Cases outside Papua do not garner much attention in Australia, but lethal shootings happen all the time. On 1 September 2011 seven villagers were killed during a rowdy protest against police brutality in the Central Sulawesi district of Buol, a place so obscure even most Indonesians cannot find it on a map.

On 7 March 2013, soldiers burned down a police station in Baturaja, South Sumatra, after their off-duty comrade, First Private Heru Oktavianus, was shot dead by a police officer while speeding away from a traffic violation.

On 8 May 2013 police in Java killed six suspected terrorists in a series of raids. The police usually claim the suspects were armed and resisted arrest. But it is not always true, and many could have almost certainly been captured alive.

Ordinary criminals are shot with distressing frequency, as my daughter's visitor suggests, without any outcry at home or abroad.

Perkap 8 was signed by the then police chief Sutanto, a real reformer. It has not gotten very far. One foreign police officer working on a bilateral community policing program in a large metropolitan command told me he had once seen a copy of the Perkap on the chief's desk but suspected it had been disseminated no further.
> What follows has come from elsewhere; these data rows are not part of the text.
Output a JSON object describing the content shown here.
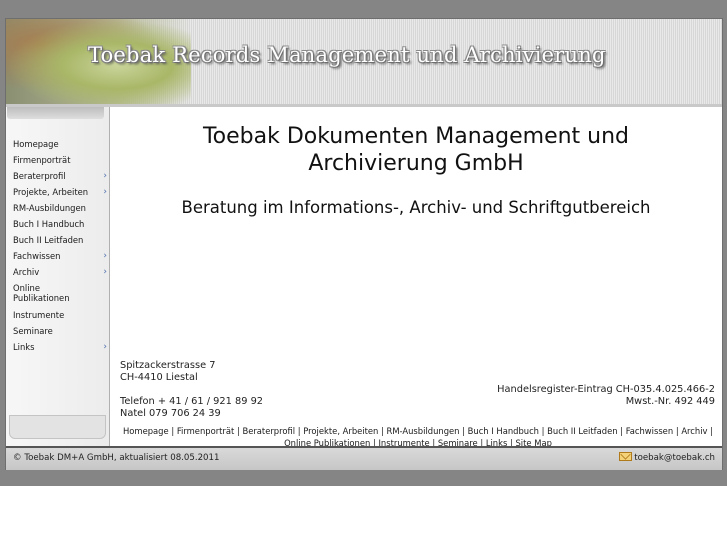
{
  "banner": {
    "title": "Toebak Records Management und Archivierung"
  },
  "menu": [
    {
      "label": "Homepage",
      "has_sub": false
    },
    {
      "label": "Firmenporträt",
      "has_sub": false
    },
    {
      "label": "Beraterprofil",
      "has_sub": true
    },
    {
      "label": "Projekte, Arbeiten",
      "has_sub": true
    },
    {
      "label": "RM-Ausbildungen",
      "has_sub": false
    },
    {
      "label": "Buch I Handbuch",
      "has_sub": false
    },
    {
      "label": "Buch II Leitfaden",
      "has_sub": false
    },
    {
      "label": "Fachwissen",
      "has_sub": true
    },
    {
      "label": "Archiv",
      "has_sub": true
    },
    {
      "label": "Online Publikationen",
      "has_sub": false
    },
    {
      "label": "Instrumente",
      "has_sub": false
    },
    {
      "label": "Seminare",
      "has_sub": false
    },
    {
      "label": "Links",
      "has_sub": true
    }
  ],
  "main": {
    "company_line1": "Toebak Dokumenten Management und",
    "company_line2": "Archivierung GmbH",
    "tagline": "Beratung im Informations-, Archiv- und Schriftgutbereich",
    "street": "Spitzackerstrasse 7",
    "city": "CH-4410 Liestal",
    "phone": "Telefon + 41 / 61 / 921 89 92",
    "mobile": "Natel 079 706 24 39",
    "register": "Handelsregister-Eintrag CH-035.4.025.466-2",
    "vat": "Mwst.-Nr. 492 449"
  },
  "footer_links": [
    "Homepage",
    "Firmenporträt",
    "Beraterprofil",
    "Projekte, Arbeiten",
    "RM-Ausbildungen",
    "Buch I Handbuch",
    "Buch II Leitfaden",
    "Fachwissen",
    "Archiv",
    "Online Publikationen",
    "Instrumente",
    "Seminare",
    "Links",
    "Site Map"
  ],
  "footer_separator": " | ",
  "status": {
    "copyright": "© Toebak DM+A GmbH, aktualisiert 08.05.2011",
    "email": "toebak@toebak.ch",
    "email_icon": "envelope-icon"
  },
  "colors": {
    "page_bg": "#858585",
    "arrow": "#4a6aa8",
    "status_border": "#555555"
  }
}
Even when progressive regulations or orders are issued and disseminated, they are not always followed. In October 2012, the police chief of Papua, Tito Karnavian, former head of the anti-terrorism unit Detachment 88 (Densus 88), announced that he had banned police from using live ammunition when handling demonstrations in the region. This was progress and it was implemented for some demos, but the deaths in the Sorong case suggest live ammunition was used.
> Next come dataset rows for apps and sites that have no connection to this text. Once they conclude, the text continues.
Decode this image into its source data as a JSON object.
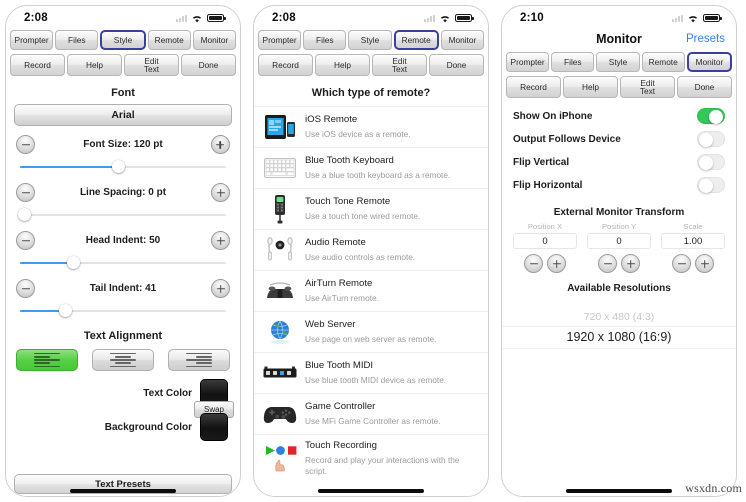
{
  "panels": [
    {
      "status": {
        "time": "2:08",
        "wifi_icon": "wifi-icon",
        "battery_icon": "battery-icon",
        "signal_icon": "signal-bars-icon"
      },
      "tabs_row1": [
        {
          "label": "Prompter",
          "selected": false
        },
        {
          "label": "Files",
          "selected": false
        },
        {
          "label": "Style",
          "selected": true
        },
        {
          "label": "Remote",
          "selected": false
        },
        {
          "label": "Monitor",
          "selected": false
        }
      ],
      "tabs_row2": [
        {
          "label": "Record",
          "selected": false
        },
        {
          "label": "Help",
          "selected": false
        },
        {
          "label": "Edit\nText",
          "selected": false
        },
        {
          "label": "Done",
          "selected": false
        }
      ],
      "style": {
        "font_section_title": "Font",
        "font_value": "Arial",
        "sliders": [
          {
            "label": "Font Size: 120 pt",
            "percent": 48,
            "minus": "minus-icon",
            "plus": "plus-icon"
          },
          {
            "label": "Line Spacing: 0 pt",
            "percent": 2,
            "minus": "minus-icon",
            "plus": "plus-icon"
          },
          {
            "label": "Head Indent: 50",
            "percent": 26,
            "minus": "minus-icon",
            "plus": "plus-icon"
          },
          {
            "label": "Tail Indent: 41",
            "percent": 22,
            "minus": "minus-icon",
            "plus": "plus-icon"
          }
        ],
        "alignment_title": "Text Alignment",
        "alignment": [
          {
            "name": "align-left",
            "active": true
          },
          {
            "name": "align-center",
            "active": false
          },
          {
            "name": "align-right",
            "active": false
          }
        ],
        "text_color_label": "Text Color",
        "text_color_value": "#151515",
        "background_color_label": "Background Color",
        "background_color_value": "#1a1a1a",
        "swap_label": "Swap",
        "presets_label": "Text Presets"
      }
    },
    {
      "status": {
        "time": "2:08",
        "wifi_icon": "wifi-icon",
        "battery_icon": "battery-icon",
        "signal_icon": "signal-bars-icon"
      },
      "tabs_row1": [
        {
          "label": "Prompter",
          "selected": false
        },
        {
          "label": "Files",
          "selected": false
        },
        {
          "label": "Style",
          "selected": false
        },
        {
          "label": "Remote",
          "selected": true
        },
        {
          "label": "Monitor",
          "selected": false
        }
      ],
      "tabs_row2": [
        {
          "label": "Record",
          "selected": false
        },
        {
          "label": "Help",
          "selected": false
        },
        {
          "label": "Edit\nText",
          "selected": false
        },
        {
          "label": "Done",
          "selected": false
        }
      ],
      "remote": {
        "question": "Which type of remote?",
        "items": [
          {
            "icon": "ipad-iphone-icon",
            "name": "iOS Remote",
            "desc": "Use iOS device as a remote."
          },
          {
            "icon": "keyboard-icon",
            "name": "Blue Tooth Keyboard",
            "desc": "Use a blue tooth keyboard as a remote."
          },
          {
            "icon": "touch-tone-remote-icon",
            "name": "Touch Tone Remote",
            "desc": "Use a touch tone wired remote."
          },
          {
            "icon": "earbuds-icon",
            "name": "Audio Remote",
            "desc": "Use audio controls as remote."
          },
          {
            "icon": "footpedal-icon",
            "name": "AirTurn Remote",
            "desc": "Use AirTurn remote."
          },
          {
            "icon": "globe-icon",
            "name": "Web Server",
            "desc": "Use page on web server as remote."
          },
          {
            "icon": "midi-device-icon",
            "name": "Blue Tooth MIDI",
            "desc": "Use blue tooth MIDI device as remote."
          },
          {
            "icon": "gamepad-icon",
            "name": "Game Controller",
            "desc": "Use MFi Game Controller as remote."
          },
          {
            "icon": "touch-recording-icon",
            "name": "Touch Recording",
            "desc": "Record and play your interactions with the script."
          }
        ]
      }
    },
    {
      "status": {
        "time": "2:10",
        "wifi_icon": "wifi-icon",
        "battery_icon": "battery-icon",
        "signal_icon": "signal-bars-icon"
      },
      "nav": {
        "title": "Monitor",
        "right_label": "Presets"
      },
      "tabs_row1": [
        {
          "label": "Prompter",
          "selected": false
        },
        {
          "label": "Files",
          "selected": false
        },
        {
          "label": "Style",
          "selected": false
        },
        {
          "label": "Remote",
          "selected": false
        },
        {
          "label": "Monitor",
          "selected": true
        }
      ],
      "tabs_row2": [
        {
          "label": "Record",
          "selected": false
        },
        {
          "label": "Help",
          "selected": false
        },
        {
          "label": "Edit\nText",
          "selected": false
        },
        {
          "label": "Done",
          "selected": false
        }
      ],
      "monitor": {
        "toggles": [
          {
            "label": "Show On iPhone",
            "on": true
          },
          {
            "label": "Output Follows Device",
            "on": false
          },
          {
            "label": "Flip Vertical",
            "on": false
          },
          {
            "label": "Flip Horizontal",
            "on": false
          }
        ],
        "transform_title": "External Monitor Transform",
        "fields": [
          {
            "caption": "Position X",
            "value": "0",
            "minus": "minus-icon",
            "plus": "plus-icon"
          },
          {
            "caption": "Position Y",
            "value": "0",
            "minus": "minus-icon",
            "plus": "plus-icon"
          },
          {
            "caption": "Scale",
            "value": "1.00",
            "minus": "minus-icon",
            "plus": "plus-icon"
          }
        ],
        "resolutions_title": "Available Resolutions",
        "resolutions": [
          {
            "label": "720 x 480 (4:3)",
            "state": "dim"
          },
          {
            "label": "1920 x 1080 (16:9)",
            "state": "current"
          }
        ]
      }
    }
  ],
  "watermark": "wsxdn.com",
  "colors": {
    "accent_blue": "#3a9bf0",
    "link_blue": "#3d7fe6",
    "toggle_green": "#34c759",
    "selection_indigo": "#3b3f9e"
  }
}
As Article 46 of Perkap 8 says, 'all officers must be trained in the use of power, equipment and firearms that can be used in applying force' and 'must be trained in non-violent techniques and methods.' Training almost 400,000 officers across 33 provinces is a logistical challenge, though it might be a good idea to start with elite units such as Densus 88 or personnel in the Papua provinces.
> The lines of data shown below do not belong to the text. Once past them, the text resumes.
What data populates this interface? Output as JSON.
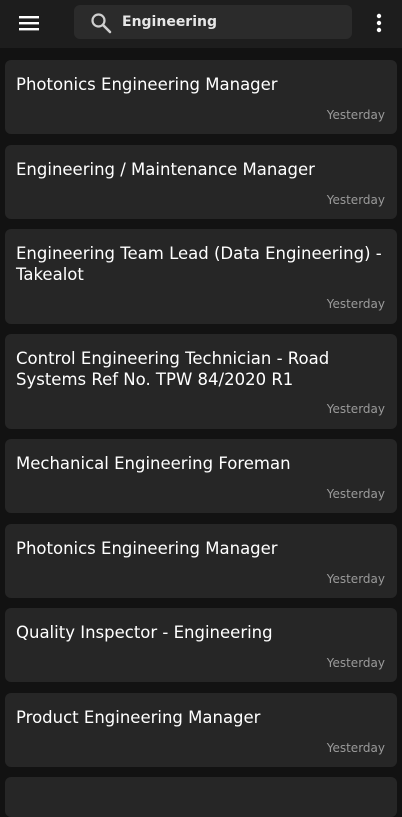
{
  "header": {
    "menu_icon": "hamburger-menu-icon",
    "search_icon": "search-icon",
    "search_value": "Engineering",
    "more_icon": "more-vertical-icon"
  },
  "jobs": [
    {
      "title": "Photonics Engineering Manager",
      "time": "Yesterday"
    },
    {
      "title": "Engineering / Maintenance Manager",
      "time": "Yesterday"
    },
    {
      "title": "Engineering Team Lead (Data Engineering) - Takealot",
      "time": "Yesterday"
    },
    {
      "title": "Control Engineering Technician - Road Systems Ref No. TPW 84/2020 R1",
      "time": "Yesterday"
    },
    {
      "title": "Mechanical Engineering Foreman",
      "time": "Yesterday"
    },
    {
      "title": "Photonics Engineering Manager",
      "time": "Yesterday"
    },
    {
      "title": "Quality Inspector - Engineering",
      "time": "Yesterday"
    },
    {
      "title": "Product Engineering Manager",
      "time": "Yesterday"
    }
  ],
  "colors": {
    "background": "#121212",
    "toolbar": "#1d1d1d",
    "card": "#262626",
    "secondary_text": "#9a9a9a"
  }
}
The new national head of the INP, about to be appointed, might breathe new life into two reforms already in place: implementation of Perkap 8 and Chief Sutanto's other landmark regulation on community policing, Perkap 7. The INP is a very hierarchical organisation that does follow firm orders from above. While its size makes complex reform difficult, its hierarchical nature makes implementing existing regulations with firm orders easier.

The first duty of the incoming INP chief, who reports directly to the president, will be to secure the 2014 elections. Making sure those deployed to safeguard this 'festival of democracy' are properly trained and equipped to use non-lethal force will be an important first step. After a new head of state is elected, he or she should consider issuing a directive that would see Perkap 8 properly implemented. The use of less deadly force could even be politically popular in some parts.

Outside help may also be needed, and this is where Australia comes in. A few decades back, the Victorian state police had a problem of using too much deadly force and created Project Beacon to try to rectify it. They changed the way they thought about the problem, overhauled training, and gave officers on the beat new tools, like pepper spray. Foreign assistance along these lines could help the INP improve performance and increase accountability. Crisis Group has long argued that the INP needs better orders, training, and equipment for the use of non-deadly force.

If the INP is to be more the service it aspires to be rather than the force it is, it needs to shed its military mindset, hold serious post-operation reviews after each fatal incident, and decrease reliance on shooting first and asking questions later, regardless of whether officers are following locally accepted standard procedure. When the time comes and the INP is ready to carry forward the reform of Perkap 8, Australia should be there to help.